At least we have cheese.
Out of cat litter
The shit might hit the fan now
Is this our world now?
Uncle Frank is ill
His test comes back in 3 days
It’s canceled after 5 days
Instacart on strike
Three of them to sustain me
For three days at least
It’s April Fools Day
I wish someone would play tricks
We could use the laugh
It’s my dad’s birthday
He would have been 68
I miss him so much!
Not happening in the parks
Bunch of dumb asses.
Was yesterday harsh?
My bad. I should be more kind.
Cover your damn mouth
Steaks on my new grill
Make happiness if you can
Steak is a good way.
Pray for my uncle
He’s fighting this thing so strong
Grant him all my strength
Girls want fried chicken
Who am I to argue that?
Food is everything
Uncle Frank update
He had a good day Tuesday
Let’s keep on praying
When this is over
Oh, how we will celebrate
Hug and kiss for days!
The cool thing about being a dad, I was telling Camdyn while putting on my shoes, is that we can wear anything we want.
She gave me that look again, the one you’d see from someone on a practical jokes show. I just kept tying my shoes and didn’t even care they were Adidas soccer shoes with black dress socks. With a Hornets jersey tee and grey shorts with a pattern of fish bones.
I can too, she finally said, and pull it off even better.
So it’s in moments like this I get a bit more clarity why I am these girls’ papa. Clearly, it’s to force them to think on their feet in ways no ordinary dad could do. It’s definitely not to give clarity to life, although I spend an awful lot of time in that sad endeavor, too.
Kinda like the Rockies’ bats lately, my words have ground to a crawl. When this happens, you churn on. There are no timeouts in soccer or life. Your life GPS won’t direct you around it. No, the only way is through.
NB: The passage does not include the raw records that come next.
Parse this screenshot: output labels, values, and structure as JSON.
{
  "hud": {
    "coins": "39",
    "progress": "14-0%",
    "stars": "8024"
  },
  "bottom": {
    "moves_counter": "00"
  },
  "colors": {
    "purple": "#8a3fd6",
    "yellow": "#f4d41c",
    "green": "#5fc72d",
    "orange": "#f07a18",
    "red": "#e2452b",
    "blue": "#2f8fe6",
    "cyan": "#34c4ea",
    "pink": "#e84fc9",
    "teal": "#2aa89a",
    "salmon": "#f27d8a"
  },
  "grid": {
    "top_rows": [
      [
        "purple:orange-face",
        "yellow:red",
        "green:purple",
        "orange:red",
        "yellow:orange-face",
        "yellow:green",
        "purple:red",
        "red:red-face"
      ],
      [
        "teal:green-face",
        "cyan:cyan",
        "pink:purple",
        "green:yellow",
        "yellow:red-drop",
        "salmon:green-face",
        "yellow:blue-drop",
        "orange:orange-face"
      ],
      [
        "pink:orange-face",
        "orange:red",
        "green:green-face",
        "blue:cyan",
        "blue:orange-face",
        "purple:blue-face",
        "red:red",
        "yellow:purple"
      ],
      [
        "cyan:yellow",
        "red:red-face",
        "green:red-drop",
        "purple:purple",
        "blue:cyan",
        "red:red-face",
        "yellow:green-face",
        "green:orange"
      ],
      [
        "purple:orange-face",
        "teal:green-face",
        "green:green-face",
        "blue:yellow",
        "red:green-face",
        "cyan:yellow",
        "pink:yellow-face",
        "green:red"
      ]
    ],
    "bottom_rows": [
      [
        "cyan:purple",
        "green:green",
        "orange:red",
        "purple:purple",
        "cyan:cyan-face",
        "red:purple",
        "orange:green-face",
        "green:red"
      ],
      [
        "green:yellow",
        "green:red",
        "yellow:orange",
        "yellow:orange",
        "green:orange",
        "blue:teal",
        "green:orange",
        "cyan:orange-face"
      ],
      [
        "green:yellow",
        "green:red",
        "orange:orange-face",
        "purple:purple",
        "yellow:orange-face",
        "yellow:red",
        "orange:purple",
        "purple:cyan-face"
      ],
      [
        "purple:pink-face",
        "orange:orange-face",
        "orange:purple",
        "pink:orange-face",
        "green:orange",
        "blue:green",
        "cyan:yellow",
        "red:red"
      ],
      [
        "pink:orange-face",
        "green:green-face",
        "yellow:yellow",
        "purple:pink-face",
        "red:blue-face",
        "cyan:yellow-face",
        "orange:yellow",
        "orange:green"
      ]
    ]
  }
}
So when the calendar ambles along for an intersection for your kid to move to college and it’s also the 19th anniversary of the day your dad died, well, there are stories.
Even if you don’t have time right away to write them. Or maybe you try and get seven graphs in and realize you’re so not doing the feelings justice. It’s like getting Frosted Flakes but pouring them into skim milk. WHO DOES THAT?
The happy is easy: I have three wonderful daughters who enrich my life beyond measure. I also miss my dad. He died of leukemia three months before Hayden was born. This Father’s Day I again considered visiting his grave.
It’s in a beautiful spot, just under a mimosa tree that since has grown incredibly.
But it’s not where he is. It’s not where I feel him. I felt him so much more in the years just after his death. I’ve written about things I can’t explain. I feel as if my dad had to expend a lot of cosmic energy after death just to keep me from self-destructing.
We’re excavating our garage like it’s King Tut’s tomb.
Not finding golden statues or mummified cats, if that’s what you’re thinking. Yet. I found my first baseball mitt, though. Even as I revere the beginning of baseball season, I felt a wave of emotion as I put on my glove.
Most of it was awful.
This cheap chunk of leather – real leather? I’m not sure – represents my introduction to a game I love today. It harkens a loyalty to a team and a reliance on hope. For what better an example of hope? A sport that lasts all summer and breaks nearly every heart.
And by a minute, I mean a month. Holy hell – how did April get outta here so fast? Everyone’s wrapped up their #AtoZChallenge, and I’m still stretching my hamstrings. Yes, I’m on the letter F. And there’s plenty to post about.
I have a guest post from Madison, even, that she sent me as a PDF and why do post-millennials do things so differently than we do?
I also have a guest post from Lauren Mayhew that you’re going to love. And the rest of my posts about looking for my next job. I got plenty of words: What I don’t have is plenty of space in the day to write such things.
He could tell you the make, model and year, just from that. Just from a red glow, a glance of it. That’s when cars had cool names, like De Soto and Falcon and GTO. Not Prius and Altima and Cruze. Those aren’t even words, let alone cars.
Dad and I picked out a 1962 Buick Skylark for my first real car.
Maddie was white with red interior. Full-bodied, four-door, hardtop sedan. Sleek lines. We installed glass-pack mufflers with dual exhaust and low-profile tires with sweet chrome rims. She shined brighter than Grace Kelly, Debbie Boone and Brooke Shields.